The two areas of NSW with the highest uptake of home schooling are Western Sydney, followed by the Hunter region.
Dr David Roy from the University of Newcastle, who works closely with governments and disability advocacy groups, says that unlike many other states, NSW publishes detailed records, and they paint an interesting picture that is ignored at federal level.
“Whilst mainstream schools increase in enrolment at the equivalent population growth level of c.2%, home schooling as a choice has increased by 61% of the last five years up to 5,906 students by December 2019; remembering this is pre-COVID19,” Roy told The Educator.
“Interestingly numbers do not decrease when children move from Primary age learning to Secondary age learning and there is a fairly even balance of gender uptake. Therefore, the reasons why people are opting for home schooling rather than mainstream becomes key”.
Dr Roy said families are asked why they are choosing to home school, although responses are optional in the registration process, with 17% choosing not to give a reason and 27% having an unclassified reason.
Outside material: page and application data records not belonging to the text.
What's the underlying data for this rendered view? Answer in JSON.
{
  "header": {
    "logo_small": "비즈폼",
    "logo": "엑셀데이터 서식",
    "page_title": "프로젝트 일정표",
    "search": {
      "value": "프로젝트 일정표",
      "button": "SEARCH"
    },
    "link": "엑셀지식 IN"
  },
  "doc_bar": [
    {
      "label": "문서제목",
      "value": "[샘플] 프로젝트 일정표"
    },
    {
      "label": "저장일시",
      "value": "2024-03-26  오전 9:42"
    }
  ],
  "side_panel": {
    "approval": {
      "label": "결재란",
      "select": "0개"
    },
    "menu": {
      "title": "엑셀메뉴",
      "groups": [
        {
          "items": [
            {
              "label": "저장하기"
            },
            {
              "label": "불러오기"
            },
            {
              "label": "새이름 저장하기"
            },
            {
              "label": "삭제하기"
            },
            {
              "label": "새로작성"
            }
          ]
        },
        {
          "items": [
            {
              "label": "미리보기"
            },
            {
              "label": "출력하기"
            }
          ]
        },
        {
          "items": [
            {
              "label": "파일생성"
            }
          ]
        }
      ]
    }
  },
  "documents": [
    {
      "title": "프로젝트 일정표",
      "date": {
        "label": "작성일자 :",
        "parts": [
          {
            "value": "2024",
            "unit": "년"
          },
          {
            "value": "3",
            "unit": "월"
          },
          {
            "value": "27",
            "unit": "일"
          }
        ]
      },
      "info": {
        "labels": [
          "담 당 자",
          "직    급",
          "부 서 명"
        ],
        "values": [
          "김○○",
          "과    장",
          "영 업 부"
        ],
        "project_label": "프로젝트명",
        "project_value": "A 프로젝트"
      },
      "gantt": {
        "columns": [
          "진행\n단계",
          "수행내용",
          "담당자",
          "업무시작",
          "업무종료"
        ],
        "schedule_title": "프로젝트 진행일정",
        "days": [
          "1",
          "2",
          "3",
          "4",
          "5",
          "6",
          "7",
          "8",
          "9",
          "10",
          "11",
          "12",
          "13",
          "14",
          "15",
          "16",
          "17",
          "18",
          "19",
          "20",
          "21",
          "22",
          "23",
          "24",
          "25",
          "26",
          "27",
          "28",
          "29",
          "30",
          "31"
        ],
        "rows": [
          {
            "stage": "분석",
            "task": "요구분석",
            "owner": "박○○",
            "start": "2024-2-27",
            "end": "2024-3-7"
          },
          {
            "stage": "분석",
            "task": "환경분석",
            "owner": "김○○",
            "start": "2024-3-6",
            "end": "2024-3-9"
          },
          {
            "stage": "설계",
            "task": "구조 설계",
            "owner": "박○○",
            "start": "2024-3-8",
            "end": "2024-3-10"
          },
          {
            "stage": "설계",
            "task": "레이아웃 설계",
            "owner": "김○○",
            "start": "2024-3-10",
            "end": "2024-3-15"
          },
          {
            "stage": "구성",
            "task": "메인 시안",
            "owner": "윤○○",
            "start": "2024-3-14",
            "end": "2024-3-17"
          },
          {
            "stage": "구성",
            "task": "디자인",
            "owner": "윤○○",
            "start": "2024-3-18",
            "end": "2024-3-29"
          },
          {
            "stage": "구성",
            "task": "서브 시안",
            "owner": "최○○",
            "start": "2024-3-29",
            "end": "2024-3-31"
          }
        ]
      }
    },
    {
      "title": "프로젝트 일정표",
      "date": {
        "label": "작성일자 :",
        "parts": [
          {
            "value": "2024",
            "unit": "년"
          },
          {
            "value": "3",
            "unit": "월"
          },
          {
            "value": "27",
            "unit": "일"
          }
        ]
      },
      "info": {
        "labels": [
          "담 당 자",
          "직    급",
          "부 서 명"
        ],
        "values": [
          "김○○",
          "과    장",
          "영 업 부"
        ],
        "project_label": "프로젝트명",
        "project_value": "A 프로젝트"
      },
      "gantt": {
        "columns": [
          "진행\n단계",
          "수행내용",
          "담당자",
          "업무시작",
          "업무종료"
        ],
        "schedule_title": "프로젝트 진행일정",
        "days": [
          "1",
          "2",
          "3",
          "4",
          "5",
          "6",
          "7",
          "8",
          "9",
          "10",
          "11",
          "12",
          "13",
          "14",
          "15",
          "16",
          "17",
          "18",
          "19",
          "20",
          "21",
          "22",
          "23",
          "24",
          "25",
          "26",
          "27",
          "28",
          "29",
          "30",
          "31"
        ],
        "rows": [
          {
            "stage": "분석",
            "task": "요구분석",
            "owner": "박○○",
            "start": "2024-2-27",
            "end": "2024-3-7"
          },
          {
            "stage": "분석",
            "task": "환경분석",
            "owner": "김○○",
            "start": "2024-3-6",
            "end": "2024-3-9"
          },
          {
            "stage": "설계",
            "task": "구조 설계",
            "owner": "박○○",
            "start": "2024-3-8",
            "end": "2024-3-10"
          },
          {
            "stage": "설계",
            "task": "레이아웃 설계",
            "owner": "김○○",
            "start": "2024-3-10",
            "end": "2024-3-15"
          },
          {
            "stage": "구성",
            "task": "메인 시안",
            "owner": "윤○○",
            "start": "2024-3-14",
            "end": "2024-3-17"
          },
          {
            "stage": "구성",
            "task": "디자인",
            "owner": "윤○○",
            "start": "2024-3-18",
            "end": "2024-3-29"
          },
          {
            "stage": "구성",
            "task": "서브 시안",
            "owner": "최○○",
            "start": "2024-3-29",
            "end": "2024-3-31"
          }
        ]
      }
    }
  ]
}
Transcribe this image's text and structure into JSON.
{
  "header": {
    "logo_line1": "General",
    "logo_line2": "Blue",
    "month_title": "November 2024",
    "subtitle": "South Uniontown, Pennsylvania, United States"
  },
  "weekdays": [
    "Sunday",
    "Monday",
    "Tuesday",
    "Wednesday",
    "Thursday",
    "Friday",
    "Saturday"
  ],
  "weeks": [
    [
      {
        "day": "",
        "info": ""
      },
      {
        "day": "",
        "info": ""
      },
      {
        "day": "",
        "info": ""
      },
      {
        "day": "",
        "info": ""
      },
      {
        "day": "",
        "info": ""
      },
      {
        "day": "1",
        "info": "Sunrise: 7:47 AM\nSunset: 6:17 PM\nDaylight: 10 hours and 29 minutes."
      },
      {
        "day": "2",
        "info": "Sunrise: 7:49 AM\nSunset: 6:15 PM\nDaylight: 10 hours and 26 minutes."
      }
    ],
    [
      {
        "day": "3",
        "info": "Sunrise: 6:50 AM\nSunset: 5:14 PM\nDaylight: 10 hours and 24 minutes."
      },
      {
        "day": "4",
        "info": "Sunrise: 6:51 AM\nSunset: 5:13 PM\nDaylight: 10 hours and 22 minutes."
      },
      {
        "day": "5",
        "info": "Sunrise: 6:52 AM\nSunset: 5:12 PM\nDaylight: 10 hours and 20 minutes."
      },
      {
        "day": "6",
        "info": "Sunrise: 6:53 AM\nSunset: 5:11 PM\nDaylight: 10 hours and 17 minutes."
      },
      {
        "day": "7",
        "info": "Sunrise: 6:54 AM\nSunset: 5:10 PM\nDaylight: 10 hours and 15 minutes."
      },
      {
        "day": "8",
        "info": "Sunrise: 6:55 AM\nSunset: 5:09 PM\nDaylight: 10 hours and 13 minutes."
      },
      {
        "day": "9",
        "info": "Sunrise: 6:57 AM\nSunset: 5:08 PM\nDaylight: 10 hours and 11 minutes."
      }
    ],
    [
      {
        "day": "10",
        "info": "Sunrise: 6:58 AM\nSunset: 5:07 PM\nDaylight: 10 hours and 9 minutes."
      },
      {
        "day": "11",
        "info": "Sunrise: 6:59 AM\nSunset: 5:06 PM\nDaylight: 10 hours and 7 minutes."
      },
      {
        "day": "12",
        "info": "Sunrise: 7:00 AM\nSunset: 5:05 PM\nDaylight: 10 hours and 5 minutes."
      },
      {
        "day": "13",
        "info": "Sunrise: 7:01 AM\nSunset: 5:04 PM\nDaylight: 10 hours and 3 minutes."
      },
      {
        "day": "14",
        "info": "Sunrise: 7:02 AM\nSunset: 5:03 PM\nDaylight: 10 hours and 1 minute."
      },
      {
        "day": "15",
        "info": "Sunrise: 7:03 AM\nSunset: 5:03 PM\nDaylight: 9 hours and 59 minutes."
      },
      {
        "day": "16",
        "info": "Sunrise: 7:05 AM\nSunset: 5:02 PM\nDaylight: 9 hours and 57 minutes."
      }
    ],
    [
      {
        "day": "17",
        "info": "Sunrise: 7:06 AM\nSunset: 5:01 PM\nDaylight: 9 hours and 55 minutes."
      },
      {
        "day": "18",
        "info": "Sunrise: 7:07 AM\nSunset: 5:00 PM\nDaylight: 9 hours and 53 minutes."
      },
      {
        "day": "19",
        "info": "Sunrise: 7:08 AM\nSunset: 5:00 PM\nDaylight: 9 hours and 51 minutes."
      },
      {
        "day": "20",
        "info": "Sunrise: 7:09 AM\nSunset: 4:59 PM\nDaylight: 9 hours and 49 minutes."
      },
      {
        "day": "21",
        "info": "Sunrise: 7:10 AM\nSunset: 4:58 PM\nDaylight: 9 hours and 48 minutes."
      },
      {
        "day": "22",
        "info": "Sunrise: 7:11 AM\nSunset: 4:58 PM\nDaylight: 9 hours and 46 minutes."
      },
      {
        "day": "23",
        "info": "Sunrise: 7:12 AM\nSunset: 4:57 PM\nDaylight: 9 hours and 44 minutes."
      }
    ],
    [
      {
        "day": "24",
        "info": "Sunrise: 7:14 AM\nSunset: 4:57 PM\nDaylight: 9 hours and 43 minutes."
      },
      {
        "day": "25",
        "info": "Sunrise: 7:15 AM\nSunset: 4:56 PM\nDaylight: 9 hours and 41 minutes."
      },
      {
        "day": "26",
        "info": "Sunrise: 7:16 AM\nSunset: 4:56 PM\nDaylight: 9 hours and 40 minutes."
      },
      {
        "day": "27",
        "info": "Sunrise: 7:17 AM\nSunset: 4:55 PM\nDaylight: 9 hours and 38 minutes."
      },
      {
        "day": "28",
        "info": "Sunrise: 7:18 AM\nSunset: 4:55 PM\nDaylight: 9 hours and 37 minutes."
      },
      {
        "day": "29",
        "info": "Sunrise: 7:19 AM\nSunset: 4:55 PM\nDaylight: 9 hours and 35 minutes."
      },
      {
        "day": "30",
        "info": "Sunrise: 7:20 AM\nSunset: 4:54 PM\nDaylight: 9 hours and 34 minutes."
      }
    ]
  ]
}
Of the categories offered, the largest reasoning is Special learning needs (including disability) which has increased to 25%.
“Speaking to families it is clear that many, rather than choosing to home school, feel there is no other option given the lack of support or discrimination that children with a disability find in public schools,” Roy said.
“Three years and three ministers of education after the NSW Parliamentary Inquiry into the education of children with a disability, nothing appears to have changed. Segregation and denial of curriculum and assault of children by adults in schools is still happening”.
According to the data, 24% of choice for home schooling is through philosophical reasons, as in wanting to move away from mass classroom education and focus on individual learning. Religious reasons are lowering to 6% of choice and bullying remains at less than 1% of the reasoning.
Dr Roy said that as more materials and teaching resources are available online, and the increasing number of social support groups for children and parents, home schooling is no longer the exception but being recognised as a fourth system in NSW.
“The pandemic shut down has shown to parents the potential viability of learning from home, and whilst greatly supported by teachers and a schools, it will be interesting to see how many families choose to continue on this route, despite the obvious financial sacrifice required to home school [no education funding form State of Federal level is made available to children whom home school],” he said.
Roy said the NSW Department of Education may need to consider making distance education more widely available if they wish to “stem the steady trickle of children from the mainstream system to the home”.
“They have previously said it wasn’t possible to expand. Their teaching staff have proven the executives wrong in the past three months”.